AST, CalComp Join Forces on Workstations : Technology: The new PC product is an attempt to enter a market long dominated by other companies.


Two Orange County computer companies, AST Research Inc. in Irvine and CalComp Inc. in Anaheim, said Thursday that they have formed a strategic relationship and are launching a new line of engineering workstations.

The first product from this strategic relationship is Medallion, a workstation for the computer-aided design marketplace. More co-designed products are expected to follow, the companies said.

The workstation product, which will carry the names of both companies, is AST’s first concerted attempt to use PC technology to crack the stronghold of low-end computer workstations based on the rival technology standard, said Dan Sheppard, AST director of product marketing.
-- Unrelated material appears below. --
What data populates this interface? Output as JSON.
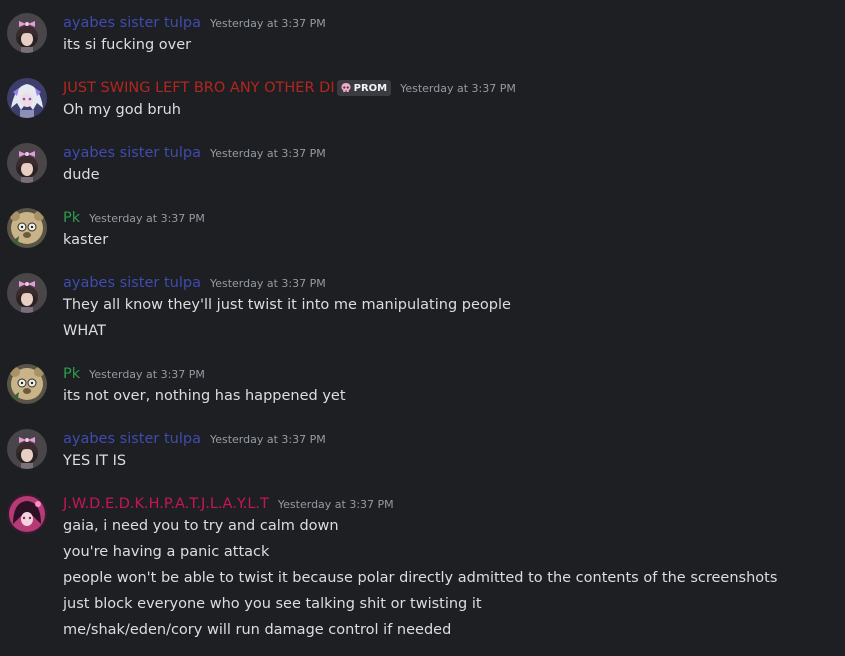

The rival standard, known as reduced instruction set computing (RISC), uses a different architecture that has certain speed advantages over traditional PC technology.


The dominant players in the $3-billion technical workstation market are RISC vendors such as Sun Microsystems, Hewlett-Packard Co., International Business Machines Corp. and Digital Equipment Corp.

“We’re pleased this is a relationship with a neighboring company,” said William Conlin, president of CalComp. “It could develop into an important strategic relationship.”

Such alliances are becoming more frequent in the industry, such as the alliance in July between IBM and Apple Computer Inc. to design next-generation personal computers, Conlin said.

The industry alliances are tacit admissions that no single company can keep up with the pace of technological change alone and that strategic alliances are necessary to leapfrog the competition, Conlin said.

“This is the first time AST has gone out with more than one company label on a product,” AST’s Sheppard said. “We are not in the high-end graphics business and they are not computer makers, so it was a good match.”

The relationship emerged several months ago when CalComp officials approached AST after they learned it was developing a workstation. CalComp contributed its digitizer technology, which scans images into a computer’s memory, its graphics hardware and video monitor to the AST-designed machine.


The Medallion computer, based on Intel Corp.’s most powerful microprocessor and CalComp’s graphical user interface, will sell for $8,995, compared to similar workstations selling for $12,000 to $14,000, Sheppard said.

The Medallion was designed to be compatible with AutoCAD, the popular engineering software made by AutoDesk Inc. Unlike the RISC machines, which are based on variations of the Unix operating system, the AST workstation is based on industry standard MS-DOS operating system for PCs.

Diane Falconer, a product manager for rival Sun Microsystems in Mountain View, declined to comment on the AST machine. But she said PC makers have generally been losing ground to workstation vendors as prices come down on the workstations and they become viable alternatives to PC networks.

Workstations, with faster processing speeds and built-in high-resolution graphics, are more useful in number-crunching applications and when several programs run simultaneously.